Women in Business
INSIGHTS e-News for Women in Business
Are You Indispensable?
Choose more e-News Articles by Category
- Better Management
- Your Well-Being
- At Your Fingertips
Subscribe to Healthcare eNewsletters  Insights eNews
Get helpful articles like this sent automatically to your inbox every month.
Subscribe today
Insights Magazine
Business Insights for Women
PNC INSIGHTS Magazine Spring/Summer 2014 Issue
In-depth articles and tips
View Online
View / Print pdf

In his new book, Seth Godin asks that question and encourages readers to find the art in their work.

Most managers like to think of themselves as indispensible to their organization. But even if you feel you're shouldering more than your share of the workload, that perception may not reflect the truth. In his latest book, Linchpin, marketing guru and best-selling author Seth Godin argues that even complex or difficult critical tasks can be performed by anybody with the skills to do them. Only an artist with the capacity for "emotional work" is truly irreplaceable, he argues.

Godin, whose previous books include Unleashing the Ideavirus, Purple Cow and Tribes, is not suggesting that everyone go out and express themselves on canvas, nor that readers drop everything to become entrepreneurs. Instead, he defines art as "the intentional act of using your humanity to create a change in another person." That means pouring your heart and soul into your work - even if that's as someone else's employee.

Being a linchpin also means managing others as linchpins in their own right. Godin exhorts readers to treat subordinates as invaluable resources rather than delegates, and to encourage others to chart their own paths without waiting for a boss or a job description to tell them what to do.

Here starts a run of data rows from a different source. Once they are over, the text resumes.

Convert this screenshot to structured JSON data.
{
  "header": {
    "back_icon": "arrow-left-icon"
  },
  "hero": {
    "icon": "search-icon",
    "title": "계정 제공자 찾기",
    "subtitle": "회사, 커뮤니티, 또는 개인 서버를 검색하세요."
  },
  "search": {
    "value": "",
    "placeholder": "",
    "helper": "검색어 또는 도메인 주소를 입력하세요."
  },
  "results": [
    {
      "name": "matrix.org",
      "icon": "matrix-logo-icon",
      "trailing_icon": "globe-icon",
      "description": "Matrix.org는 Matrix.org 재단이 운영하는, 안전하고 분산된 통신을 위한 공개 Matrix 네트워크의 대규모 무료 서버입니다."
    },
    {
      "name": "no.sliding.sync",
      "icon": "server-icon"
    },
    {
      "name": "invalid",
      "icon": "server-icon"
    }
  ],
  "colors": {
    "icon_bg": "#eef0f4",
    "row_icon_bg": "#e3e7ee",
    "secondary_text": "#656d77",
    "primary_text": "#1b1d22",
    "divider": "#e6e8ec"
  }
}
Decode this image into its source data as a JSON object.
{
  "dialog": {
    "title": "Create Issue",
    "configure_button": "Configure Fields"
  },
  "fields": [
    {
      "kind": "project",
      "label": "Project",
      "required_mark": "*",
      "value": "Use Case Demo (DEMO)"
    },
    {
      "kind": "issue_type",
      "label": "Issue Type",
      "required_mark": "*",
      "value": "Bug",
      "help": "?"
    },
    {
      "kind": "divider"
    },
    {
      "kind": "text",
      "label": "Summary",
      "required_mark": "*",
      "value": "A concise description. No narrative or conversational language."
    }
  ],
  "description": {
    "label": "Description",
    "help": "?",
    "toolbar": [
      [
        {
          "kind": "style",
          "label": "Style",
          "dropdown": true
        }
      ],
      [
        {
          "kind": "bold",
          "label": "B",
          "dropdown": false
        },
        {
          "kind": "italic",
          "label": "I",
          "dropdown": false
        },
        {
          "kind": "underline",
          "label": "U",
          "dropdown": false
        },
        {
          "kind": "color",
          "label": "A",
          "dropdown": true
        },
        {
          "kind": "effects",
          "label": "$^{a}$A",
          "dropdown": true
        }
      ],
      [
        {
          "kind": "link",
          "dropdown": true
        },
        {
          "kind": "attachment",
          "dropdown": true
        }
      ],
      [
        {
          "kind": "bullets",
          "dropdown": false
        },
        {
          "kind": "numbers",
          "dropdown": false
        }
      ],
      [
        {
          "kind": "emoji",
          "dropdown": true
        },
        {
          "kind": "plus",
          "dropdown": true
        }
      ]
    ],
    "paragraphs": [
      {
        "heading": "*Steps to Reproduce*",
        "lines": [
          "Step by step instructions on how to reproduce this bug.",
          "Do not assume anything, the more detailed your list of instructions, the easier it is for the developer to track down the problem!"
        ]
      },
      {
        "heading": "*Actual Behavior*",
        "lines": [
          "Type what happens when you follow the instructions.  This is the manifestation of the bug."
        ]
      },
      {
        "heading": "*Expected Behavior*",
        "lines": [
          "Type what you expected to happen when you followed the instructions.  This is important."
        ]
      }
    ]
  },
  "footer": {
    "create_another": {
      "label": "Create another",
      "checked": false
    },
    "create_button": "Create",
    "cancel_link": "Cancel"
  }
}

Specifically, Godin describes linchpins as individuals who:

  • Provide a unique interface between members of the organization.
  • Deliver unique creativity.
  • Manage complexity.
  • Lead customers and inspire staff.
  • Provide deep domain knowledge.
  • Possess a unique talent.

Godin encourages readers to find what their art is, devote themselves to pursuing it and then give it away. The new economy, he argues, is about offering one's art as a gift without asking for anything in return (though he suggests that ultimately individuals are regarded for their efforts by the market). The important factor is that such unconditional generosity creates "abundance" in people's lives and in the lives of those around them.

To say that Godin takes the subject seriously would be an understatement. "This is a personal manifesto, a plea from me to you," Godin writes in his take-no-prisoners tone. "You have brilliance in you, your contribution is valuable, and the art you create is precious. Only you can do it, and you must. I'm hoping you'll stand up and choose to make a difference." Some readers may find this rhetoric off-putting, but Godin backs it up with enough sound reasoning to make a compelling case that at the very least will leave you pondering just how indispensable you can become.


The article you read was prepared for general information purposes by McMurry. These articles are for general information purposes only and are not intended to provide legal, tax, accounting or financial advice. PNC urges its customers to do independent research and to consult with financial and legal professionals before making any financial decisions.These articles may provide reference to Internet sites as a convenience to our readers. While PNC endeavors to provide resources that are reputable and safe, we cannot be held responsible for the information, products, or services obtained on such sites and will not be liable for any damages arising from your access to such sites. The content, accuracy, opinions expressed, and links provided by these resources are not investigated, verified, monitored or endorsed by PNC.